» **YOUR TASK**: Your task is to return the data below, word for word.

[Stored records]
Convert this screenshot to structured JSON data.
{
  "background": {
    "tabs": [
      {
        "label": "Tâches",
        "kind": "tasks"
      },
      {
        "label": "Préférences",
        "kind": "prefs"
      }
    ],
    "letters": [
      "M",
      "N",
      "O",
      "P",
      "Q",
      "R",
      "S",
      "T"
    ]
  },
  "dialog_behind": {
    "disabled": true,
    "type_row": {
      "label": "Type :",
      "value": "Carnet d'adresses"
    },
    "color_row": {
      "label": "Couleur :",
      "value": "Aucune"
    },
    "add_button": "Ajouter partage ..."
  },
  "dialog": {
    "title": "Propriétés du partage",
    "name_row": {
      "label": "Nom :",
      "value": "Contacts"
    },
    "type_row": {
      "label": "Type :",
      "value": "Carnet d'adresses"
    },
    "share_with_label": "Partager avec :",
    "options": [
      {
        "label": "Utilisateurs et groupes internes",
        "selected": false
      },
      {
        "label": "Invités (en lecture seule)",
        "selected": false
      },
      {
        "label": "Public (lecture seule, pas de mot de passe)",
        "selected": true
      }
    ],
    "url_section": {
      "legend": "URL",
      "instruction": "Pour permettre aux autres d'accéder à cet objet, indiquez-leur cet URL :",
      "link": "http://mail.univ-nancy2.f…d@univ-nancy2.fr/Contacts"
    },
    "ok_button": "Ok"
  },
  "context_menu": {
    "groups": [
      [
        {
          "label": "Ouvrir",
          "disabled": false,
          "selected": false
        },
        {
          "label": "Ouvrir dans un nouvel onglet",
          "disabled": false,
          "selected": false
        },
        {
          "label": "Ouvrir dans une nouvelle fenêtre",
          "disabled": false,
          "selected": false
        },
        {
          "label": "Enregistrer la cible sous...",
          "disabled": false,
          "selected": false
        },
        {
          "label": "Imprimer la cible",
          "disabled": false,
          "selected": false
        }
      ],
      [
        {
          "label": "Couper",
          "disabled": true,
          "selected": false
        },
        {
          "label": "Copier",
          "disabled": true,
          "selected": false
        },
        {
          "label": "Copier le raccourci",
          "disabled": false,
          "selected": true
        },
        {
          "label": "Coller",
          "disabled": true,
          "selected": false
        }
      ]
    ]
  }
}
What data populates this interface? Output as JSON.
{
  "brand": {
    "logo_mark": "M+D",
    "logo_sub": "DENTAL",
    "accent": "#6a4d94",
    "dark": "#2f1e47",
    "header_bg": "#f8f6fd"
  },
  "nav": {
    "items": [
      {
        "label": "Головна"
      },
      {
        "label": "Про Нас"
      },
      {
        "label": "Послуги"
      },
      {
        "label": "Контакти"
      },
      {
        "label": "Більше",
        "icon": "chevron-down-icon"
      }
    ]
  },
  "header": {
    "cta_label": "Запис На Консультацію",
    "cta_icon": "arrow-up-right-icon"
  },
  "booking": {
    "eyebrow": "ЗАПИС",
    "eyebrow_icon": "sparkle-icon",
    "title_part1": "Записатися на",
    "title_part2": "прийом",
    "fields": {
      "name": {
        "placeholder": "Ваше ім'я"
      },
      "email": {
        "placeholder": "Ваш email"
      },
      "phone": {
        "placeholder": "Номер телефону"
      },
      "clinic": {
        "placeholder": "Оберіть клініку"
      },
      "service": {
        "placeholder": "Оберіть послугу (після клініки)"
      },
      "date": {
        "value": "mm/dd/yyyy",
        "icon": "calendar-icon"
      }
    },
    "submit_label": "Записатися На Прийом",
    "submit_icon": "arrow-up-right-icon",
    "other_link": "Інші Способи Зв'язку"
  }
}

» **YOUR SOLUTION**:
Convert this screenshot to structured JSON data.
{
  "background": {
    "tabs": [
      {
        "label": "Tâches",
        "kind": "tasks"
      },
      {
        "label": "Préférences",
        "kind": "prefs"
      }
    ],
    "letters": [
      "M",
      "N",
      "O",
      "P",
      "Q",
      "R",
      "S",
      "T"
    ]
  },
  "dialog_behind": {
    "disabled": true,
    "type_row": {
      "label": "Type :",
      "value": "Carnet d'adresses"
    },
    "color_row": {
      "label": "Couleur :",
      "value": "Aucune"
    },
    "add_button": "Ajouter partage ..."
  },
  "dialog": {
    "title": "Propriétés du partage",
    "name_row": {
      "label": "Nom :",
      "value": "Contacts"
    },
    "type_row": {
      "label": "Type :",
      "value": "Carnet d'adresses"
    },
    "share_with_label": "Partager avec :",
    "options": [
      {
        "label": "Utilisateurs et groupes internes",
        "selected": false
      },
      {
        "label": "Invités (en lecture seule)",
        "selected": false
      },
      {
        "label": "Public (lecture seule, pas de mot de passe)",
        "selected": true
      }
    ],
    "url_section": {
      "legend": "URL",
      "instruction": "Pour permettre aux autres d'accéder à cet objet, indiquez-leur cet URL :",
      "link": "http://mail.univ-nancy2.f…d@univ-nancy2.fr/Contacts"
    },
    "ok_button": "Ok"
  },
  "context_menu": {
    "groups": [
      [
        {
          "label": "Ouvrir",
          "disabled": false,
          "selected": false
        },
        {
          "label": "Ouvrir dans un nouvel onglet",
          "disabled": false,
          "selected": false
        },
        {
          "label": "Ouvrir dans une nouvelle fenêtre",
          "disabled": false,
          "selected": false
        },
        {
          "label": "Enregistrer la cible sous...",
          "disabled": false,
          "selected": false
        },
        {
          "label": "Imprimer la cible",
          "disabled": false,
          "selected": false
        }
      ],
      [
        {
          "label": "Couper",
          "disabled": true,
          "selected": false
        },
        {
          "label": "Copier",
          "disabled": true,
          "selected": false
        },
        {
          "label": "Copier le raccourci",
          "disabled": false,
          "selected": true
        },
        {
          "label": "Coller",
          "disabled": true,
          "selected": false
        }
      ]
    ]
  }
}
What data populates this interface? Output as JSON.
{
  "brand": {
    "logo_mark": "M+D",
    "logo_sub": "DENTAL",
    "accent": "#6a4d94",
    "dark": "#2f1e47",
    "header_bg": "#f8f6fd"
  },
  "nav": {
    "items": [
      {
        "label": "Головна"
      },
      {
        "label": "Про Нас"
      },
      {
        "label": "Послуги"
      },
      {
        "label": "Контакти"
      },
      {
        "label": "Більше",
        "icon": "chevron-down-icon"
      }
    ]
  },
  "header": {
    "cta_label": "Запис На Консультацію",
    "cta_icon": "arrow-up-right-icon"
  },
  "booking": {
    "eyebrow": "ЗАПИС",
    "eyebrow_icon": "sparkle-icon",
    "title_part1": "Записатися на",
    "title_part2": "прийом",
    "fields": {
      "name": {
        "placeholder": "Ваше ім'я"
      },
      "email": {
        "placeholder": "Ваш email"
      },
      "phone": {
        "placeholder": "Номер телефону"
      },
      "clinic": {
        "placeholder": "Оберіть клініку"
      },
      "service": {
        "placeholder": "Оберіть послугу (після клініки)"
      },
      "date": {
        "value": "mm/dd/yyyy",
        "icon": "calendar-icon"
      }
    },
    "submit_label": "Записатися На Прийом",
    "submit_icon": "arrow-up-right-icon",
    "other_link": "Інші Способи Зв'язку"
  }
}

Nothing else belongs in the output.